-- SOURCE INFORMATION follows --
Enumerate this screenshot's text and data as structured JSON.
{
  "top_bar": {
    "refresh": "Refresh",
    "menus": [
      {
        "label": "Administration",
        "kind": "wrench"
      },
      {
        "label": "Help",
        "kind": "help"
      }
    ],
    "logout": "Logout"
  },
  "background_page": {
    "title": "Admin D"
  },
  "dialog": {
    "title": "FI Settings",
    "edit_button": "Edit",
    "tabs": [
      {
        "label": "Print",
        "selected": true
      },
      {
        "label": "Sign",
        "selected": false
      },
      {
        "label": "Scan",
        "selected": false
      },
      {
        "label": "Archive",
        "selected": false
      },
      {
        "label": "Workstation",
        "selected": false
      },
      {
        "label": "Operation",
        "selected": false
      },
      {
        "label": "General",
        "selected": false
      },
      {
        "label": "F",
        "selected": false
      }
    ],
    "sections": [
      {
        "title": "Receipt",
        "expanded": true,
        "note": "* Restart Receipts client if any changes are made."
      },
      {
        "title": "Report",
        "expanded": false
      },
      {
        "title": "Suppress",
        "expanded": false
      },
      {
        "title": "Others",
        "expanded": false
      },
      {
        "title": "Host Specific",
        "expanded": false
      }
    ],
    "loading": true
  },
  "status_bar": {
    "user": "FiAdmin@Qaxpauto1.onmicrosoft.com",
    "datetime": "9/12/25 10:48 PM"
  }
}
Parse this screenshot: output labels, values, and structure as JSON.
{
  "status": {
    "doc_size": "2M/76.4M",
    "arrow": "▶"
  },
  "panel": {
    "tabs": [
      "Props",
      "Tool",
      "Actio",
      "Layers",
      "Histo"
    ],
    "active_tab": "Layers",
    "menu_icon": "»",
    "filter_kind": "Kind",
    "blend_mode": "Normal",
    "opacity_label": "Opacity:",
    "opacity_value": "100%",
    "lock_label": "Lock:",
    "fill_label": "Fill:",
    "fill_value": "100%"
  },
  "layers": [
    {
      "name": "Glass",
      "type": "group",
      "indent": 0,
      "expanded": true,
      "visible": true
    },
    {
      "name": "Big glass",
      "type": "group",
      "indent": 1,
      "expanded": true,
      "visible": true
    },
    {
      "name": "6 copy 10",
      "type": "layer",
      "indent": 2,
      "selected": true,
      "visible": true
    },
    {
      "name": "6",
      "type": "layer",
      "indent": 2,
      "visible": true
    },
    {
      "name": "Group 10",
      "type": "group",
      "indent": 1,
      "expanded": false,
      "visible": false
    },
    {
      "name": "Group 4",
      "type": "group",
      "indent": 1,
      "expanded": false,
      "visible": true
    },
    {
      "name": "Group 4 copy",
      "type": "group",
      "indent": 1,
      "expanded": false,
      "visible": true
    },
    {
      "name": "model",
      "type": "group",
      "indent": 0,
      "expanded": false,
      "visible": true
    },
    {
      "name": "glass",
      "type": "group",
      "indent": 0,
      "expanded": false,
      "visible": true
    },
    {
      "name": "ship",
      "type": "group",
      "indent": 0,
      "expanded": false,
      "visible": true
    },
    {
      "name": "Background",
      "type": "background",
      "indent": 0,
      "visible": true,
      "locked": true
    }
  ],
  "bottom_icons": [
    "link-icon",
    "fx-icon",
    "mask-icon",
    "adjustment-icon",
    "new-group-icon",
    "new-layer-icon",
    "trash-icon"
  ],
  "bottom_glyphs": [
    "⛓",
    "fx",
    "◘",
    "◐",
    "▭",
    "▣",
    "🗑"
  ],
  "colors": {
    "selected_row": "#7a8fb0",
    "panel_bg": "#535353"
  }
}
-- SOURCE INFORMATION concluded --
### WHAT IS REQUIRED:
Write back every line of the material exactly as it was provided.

### EXERCISE OUTPUT:
Enumerate this screenshot's text and data as structured JSON.
{
  "top_bar": {
    "refresh": "Refresh",
    "menus": [
      {
        "label": "Administration",
        "kind": "wrench"
      },
      {
        "label": "Help",
        "kind": "help"
      }
    ],
    "logout": "Logout"
  },
  "background_page": {
    "title": "Admin D"
  },
  "dialog": {
    "title": "FI Settings",
    "edit_button": "Edit",
    "tabs": [
      {
        "label": "Print",
        "selected": true
      },
      {
        "label": "Sign",
        "selected": false
      },
      {
        "label": "Scan",
        "selected": false
      },
      {
        "label": "Archive",
        "selected": false
      },
      {
        "label": "Workstation",
        "selected": false
      },
      {
        "label": "Operation",
        "selected": false
      },
      {
        "label": "General",
        "selected": false
      },
      {
        "label": "F",
        "selected": false
      }
    ],
    "sections": [
      {
        "title": "Receipt",
        "expanded": true,
        "note": "* Restart Receipts client if any changes are made."
      },
      {
        "title": "Report",
        "expanded": false
      },
      {
        "title": "Suppress",
        "expanded": false
      },
      {
        "title": "Others",
        "expanded": false
      },
      {
        "title": "Host Specific",
        "expanded": false
      }
    ],
    "loading": true
  },
  "status_bar": {
    "user": "FiAdmin@Qaxpauto1.onmicrosoft.com",
    "datetime": "9/12/25 10:48 PM"
  }
}
Parse this screenshot: output labels, values, and structure as JSON.
{
  "status": {
    "doc_size": "2M/76.4M",
    "arrow": "▶"
  },
  "panel": {
    "tabs": [
      "Props",
      "Tool",
      "Actio",
      "Layers",
      "Histo"
    ],
    "active_tab": "Layers",
    "menu_icon": "»",
    "filter_kind": "Kind",
    "blend_mode": "Normal",
    "opacity_label": "Opacity:",
    "opacity_value": "100%",
    "lock_label": "Lock:",
    "fill_label": "Fill:",
    "fill_value": "100%"
  },
  "layers": [
    {
      "name": "Glass",
      "type": "group",
      "indent": 0,
      "expanded": true,
      "visible": true
    },
    {
      "name": "Big glass",
      "type": "group",
      "indent": 1,
      "expanded": true,
      "visible": true
    },
    {
      "name": "6 copy 10",
      "type": "layer",
      "indent": 2,
      "selected": true,
      "visible": true
    },
    {
      "name": "6",
      "type": "layer",
      "indent": 2,
      "visible": true
    },
    {
      "name": "Group 10",
      "type": "group",
      "indent": 1,
      "expanded": false,
      "visible": false
    },
    {
      "name": "Group 4",
      "type": "group",
      "indent": 1,
      "expanded": false,
      "visible": true
    },
    {
      "name": "Group 4 copy",
      "type": "group",
      "indent": 1,
      "expanded": false,
      "visible": true
    },
    {
      "name": "model",
      "type": "group",
      "indent": 0,
      "expanded": false,
      "visible": true
    },
    {
      "name": "glass",
      "type": "group",
      "indent": 0,
      "expanded": false,
      "visible": true
    },
    {
      "name": "ship",
      "type": "group",
      "indent": 0,
      "expanded": false,
      "visible": true
    },
    {
      "name": "Background",
      "type": "background",
      "indent": 0,
      "visible": true,
      "locked": true
    }
  ],
  "bottom_icons": [
    "link-icon",
    "fx-icon",
    "mask-icon",
    "adjustment-icon",
    "new-group-icon",
    "new-layer-icon",
    "trash-icon"
  ],
  "bottom_glyphs": [
    "⛓",
    "fx",
    "◘",
    "◐",
    "▭",
    "▣",
    "🗑"
  ],
  "colors": {
    "selected_row": "#7a8fb0",
    "panel_bg": "#535353"
  }
}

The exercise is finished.